While I think religions spreading fear of an apocalypse in order to get people to pray harder and/or send in more money to be properly raptured are basically slimy snake-oil salesmen, the idea of an apocalypse provides limitless possibilities in the realm of story (in whatever media it might be contained). Most apocalypse stories at their core are survival stories. How do we survive when the infrastructure of civilization has been fucked? Do we revert to barbarism or do we try to rebuild civilization as we once knew it? Do we try to stick to our morals in a world where morality has gone out the window? Is it every human for him/herself? How do we sustain our basic goodness? Is our basic goodness even relevant any more?
I recently read a couple classic apocalyptic novels, both which I highly recommend. First was George Stewart’s Earth Abides, which is about the rebuilding of society after an apocalypse. Next was A Canticle for Leibowitz by Walter Miller, Jr. which is about (among other things) the cyclical nature of civilization. Both novels, while using an apocalyptical even as a starting point, are vastly different from each other, but both equally brilliant in my opinion.

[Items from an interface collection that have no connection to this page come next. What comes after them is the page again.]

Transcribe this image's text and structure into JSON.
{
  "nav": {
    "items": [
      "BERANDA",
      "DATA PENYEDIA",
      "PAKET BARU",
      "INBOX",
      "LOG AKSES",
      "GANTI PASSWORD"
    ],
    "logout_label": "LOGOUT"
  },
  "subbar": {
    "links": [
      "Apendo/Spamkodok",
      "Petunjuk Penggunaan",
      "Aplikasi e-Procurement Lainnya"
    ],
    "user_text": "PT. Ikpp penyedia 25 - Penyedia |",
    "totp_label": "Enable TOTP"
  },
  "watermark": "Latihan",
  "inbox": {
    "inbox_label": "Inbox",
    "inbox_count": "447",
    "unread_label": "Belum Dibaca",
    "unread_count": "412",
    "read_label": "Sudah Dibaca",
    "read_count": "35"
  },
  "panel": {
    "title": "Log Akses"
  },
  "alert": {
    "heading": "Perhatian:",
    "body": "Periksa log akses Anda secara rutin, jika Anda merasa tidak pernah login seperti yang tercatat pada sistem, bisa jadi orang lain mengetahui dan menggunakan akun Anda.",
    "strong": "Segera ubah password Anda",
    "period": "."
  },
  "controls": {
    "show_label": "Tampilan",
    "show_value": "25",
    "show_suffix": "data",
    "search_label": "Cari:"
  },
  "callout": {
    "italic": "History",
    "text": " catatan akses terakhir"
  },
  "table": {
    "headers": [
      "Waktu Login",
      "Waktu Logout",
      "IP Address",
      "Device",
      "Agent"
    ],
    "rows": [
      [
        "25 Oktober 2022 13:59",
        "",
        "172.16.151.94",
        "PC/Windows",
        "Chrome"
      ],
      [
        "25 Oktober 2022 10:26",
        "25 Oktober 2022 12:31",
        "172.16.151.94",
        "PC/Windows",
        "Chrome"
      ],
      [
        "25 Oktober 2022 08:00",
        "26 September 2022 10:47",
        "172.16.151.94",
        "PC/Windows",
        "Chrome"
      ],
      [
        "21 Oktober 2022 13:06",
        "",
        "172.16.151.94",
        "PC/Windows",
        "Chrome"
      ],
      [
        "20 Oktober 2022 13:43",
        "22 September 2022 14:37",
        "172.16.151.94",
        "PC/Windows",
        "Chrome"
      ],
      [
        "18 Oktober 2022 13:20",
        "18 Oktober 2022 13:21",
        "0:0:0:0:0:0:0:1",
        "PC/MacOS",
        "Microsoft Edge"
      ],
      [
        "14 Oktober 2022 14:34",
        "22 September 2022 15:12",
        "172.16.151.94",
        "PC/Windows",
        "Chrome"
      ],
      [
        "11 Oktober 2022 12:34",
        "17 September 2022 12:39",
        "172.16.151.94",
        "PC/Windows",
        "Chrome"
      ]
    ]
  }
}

As a writer, apocalyptic fiction is a vast sandbox to play in. There are so many ways to examine an apocalypse and its aftermath. You can write about the apocalypse itself. Asteroids! Disease! Zombies! You can write about the survivors, like in The Walking Dead or Cormac McCarthy’s The Road. You can write about the rebuilding of society, or its breakdown. You can show an apocalypse in a comedic light, ala Shaun of the Dead. You can tackle it philosophically, romantically, horrifically, poetically, or all of the above. You can write about it as a story of good vs. evil, ala Stephen King’s The Stand. One of my kids just brought home a picture book called All My Friends are Dead. So there are even apocalyptic children’s books! Endless possibilities...
Why do you like apocalyptic fiction? What are some of your favorites?
It’s fun and satisfying to think What would I do? in the event of an apocalypse. We imagine ourselves the heroic survivor who rebuilds society, who brings the human race back from the brink of extinction. But in the event of an actual apocalypse, odds are that we would become the zombies, the ones flash-fried by nukes, the ones whom the disease rots from the inside out.
In the end, it’s inevitable that we all experience our own apocalypse. Maybe it’s not due to a zombie invasion, or fiery hunks of burning asteroid hurled down upon us from above. Maybe it’s a car accident, or cancer, or we've simply gotten so old that our body decides to give up the ghost. Truth be told, the end is always nigh. Maybe that’s why we enjoy apocalyptic fiction. We can experience it beforehand in the safe environment of our homes or at the theater. Maybe it’s a way of imagining our end as thrilling and heroic and exciting, before the actual apocalypse of our lives, which may turn out to be a bit more mundane. Perhaps the best apocalyptic fiction reminds us that we’re still alive, and so let’s try to enjoy what we have here and now as best we can.